The task: Line tally for "step": state how many lines of the entries include it, with no other text.
===== Study material =====
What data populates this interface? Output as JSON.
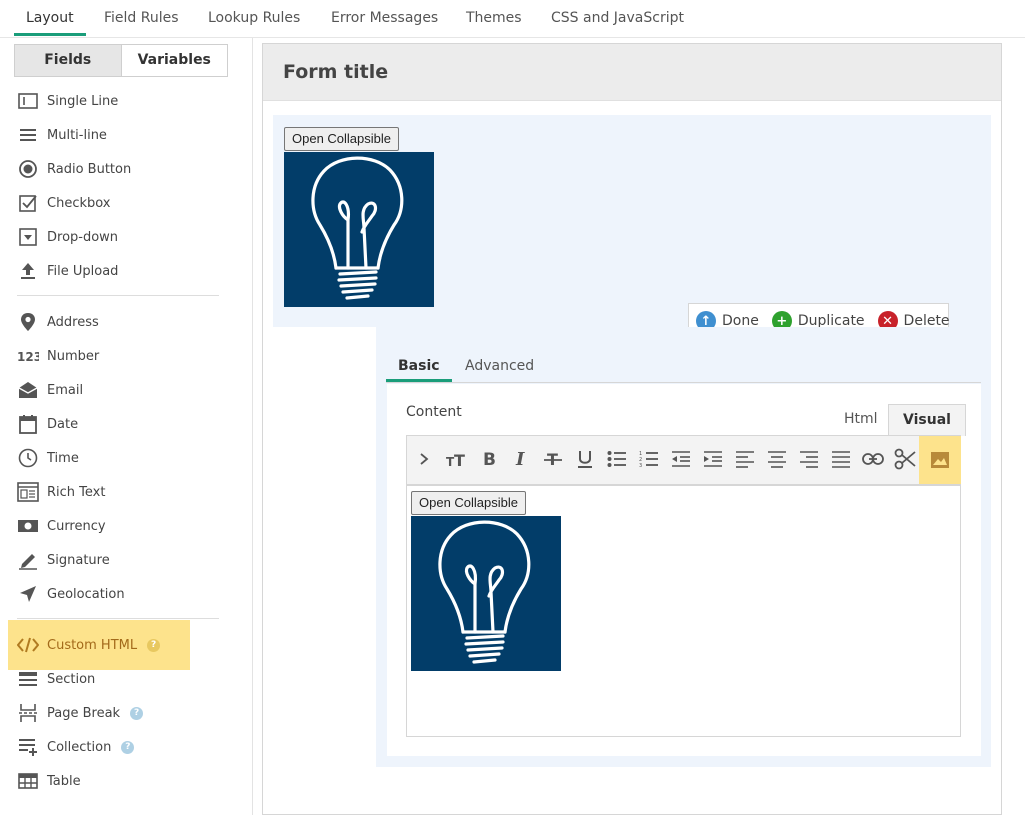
{
  "top_tabs": [
    "Layout",
    "Field Rules",
    "Lookup Rules",
    "Error Messages",
    "Themes",
    "CSS and JavaScript"
  ],
  "segment": {
    "fields": "Fields",
    "variables": "Variables"
  },
  "fields": [
    {
      "label": "Single Line",
      "icon": "single-line-icon"
    },
    {
      "label": "Multi-line",
      "icon": "multi-line-icon"
    },
    {
      "label": "Radio Button",
      "icon": "radio-icon"
    },
    {
      "label": "Checkbox",
      "icon": "checkbox-icon"
    },
    {
      "label": "Drop-down",
      "icon": "dropdown-icon"
    },
    {
      "label": "File Upload",
      "icon": "upload-icon"
    },
    {
      "label": "Address",
      "icon": "map-pin-icon"
    },
    {
      "label": "Number",
      "icon": "number-icon"
    },
    {
      "label": "Email",
      "icon": "envelope-icon"
    },
    {
      "label": "Date",
      "icon": "calendar-icon"
    },
    {
      "label": "Time",
      "icon": "clock-icon"
    },
    {
      "label": "Rich Text",
      "icon": "rich-text-icon"
    },
    {
      "label": "Currency",
      "icon": "currency-icon"
    },
    {
      "label": "Signature",
      "icon": "pen-icon"
    },
    {
      "label": "Geolocation",
      "icon": "location-arrow-icon"
    },
    {
      "label": "Custom HTML",
      "icon": "code-icon"
    },
    {
      "label": "Section",
      "icon": "section-icon"
    },
    {
      "label": "Page Break",
      "icon": "page-break-icon"
    },
    {
      "label": "Collection",
      "icon": "collection-icon"
    },
    {
      "label": "Table",
      "icon": "table-icon"
    }
  ],
  "help_glyph": "?",
  "form": {
    "title": "Form title"
  },
  "collapsible_button": "Open Collapsible",
  "actions": {
    "done": "Done",
    "duplicate": "Duplicate",
    "delete": "Delete"
  },
  "sub_tabs": {
    "basic": "Basic",
    "advanced": "Advanced"
  },
  "content": {
    "label": "Content",
    "html_tab": "Html",
    "visual_tab": "Visual"
  },
  "toolbar_buttons": [
    "more-icon",
    "font-size-icon",
    "bold-icon",
    "italic-icon",
    "strikethrough-icon",
    "underline-icon",
    "bullet-list-icon",
    "numbered-list-icon",
    "outdent-icon",
    "indent-icon",
    "align-left-icon",
    "align-center-icon",
    "align-right-icon",
    "justify-icon",
    "link-icon",
    "cut-icon",
    "image-icon"
  ],
  "colors": {
    "accent": "#1a9d7a",
    "highlight": "#fde38c",
    "done": "#3f8fd0",
    "duplicate": "#2ea12e",
    "delete": "#c8222a",
    "image_bg": "#023d69"
  }
}
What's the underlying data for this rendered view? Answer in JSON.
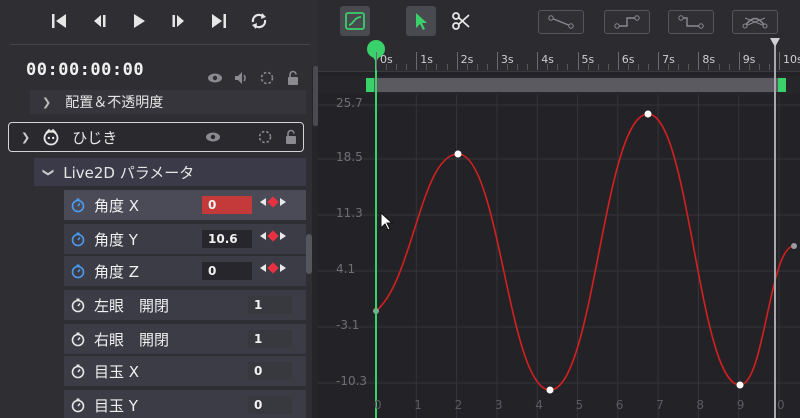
{
  "transport": {
    "buttons": [
      {
        "name": "skip-to-start-button",
        "icon": "skip-start-icon"
      },
      {
        "name": "prev-frame-button",
        "icon": "step-back-icon"
      },
      {
        "name": "play-button",
        "icon": "play-icon"
      },
      {
        "name": "next-frame-button",
        "icon": "step-forward-icon"
      },
      {
        "name": "skip-to-end-button",
        "icon": "skip-end-icon"
      },
      {
        "name": "loop-button",
        "icon": "loop-icon"
      }
    ]
  },
  "timecode": "00:00:00:00",
  "tree": {
    "placement_label": "配置＆不透明度",
    "object_label": "ひじき",
    "group_label": "Live2D パラメータ"
  },
  "params": [
    {
      "label": "角度 X",
      "value": "0",
      "has_keyframes": true
    },
    {
      "label": "角度 Y",
      "value": "10.6",
      "has_keyframes": true
    },
    {
      "label": "角度 Z",
      "value": "0",
      "has_keyframes": true
    },
    {
      "label": "左眼　開閉",
      "value": "1",
      "has_keyframes": false
    },
    {
      "label": "右眼　開閉",
      "value": "1",
      "has_keyframes": false
    },
    {
      "label": "目玉 X",
      "value": "0",
      "has_keyframes": false
    },
    {
      "label": "目玉 Y",
      "value": "0",
      "has_keyframes": false
    }
  ],
  "ruler": {
    "labels": [
      "0s",
      "1s",
      "2s",
      "3s",
      "4s",
      "5s",
      "6s",
      "7s",
      "8s",
      "9s",
      "10s"
    ]
  },
  "graph": {
    "value_labels": [
      "25.7",
      "18.5",
      "11.3",
      "4.1",
      "-3.1",
      "-10.3"
    ],
    "frame_labels": [
      "0",
      "1",
      "2",
      "3",
      "4",
      "5",
      "6",
      "7",
      "8",
      "9",
      "0"
    ]
  },
  "colors": {
    "playhead": "#3ad06a",
    "curve": "#d42020",
    "accent_select": "#3ad06a"
  }
}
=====
Answer box: 2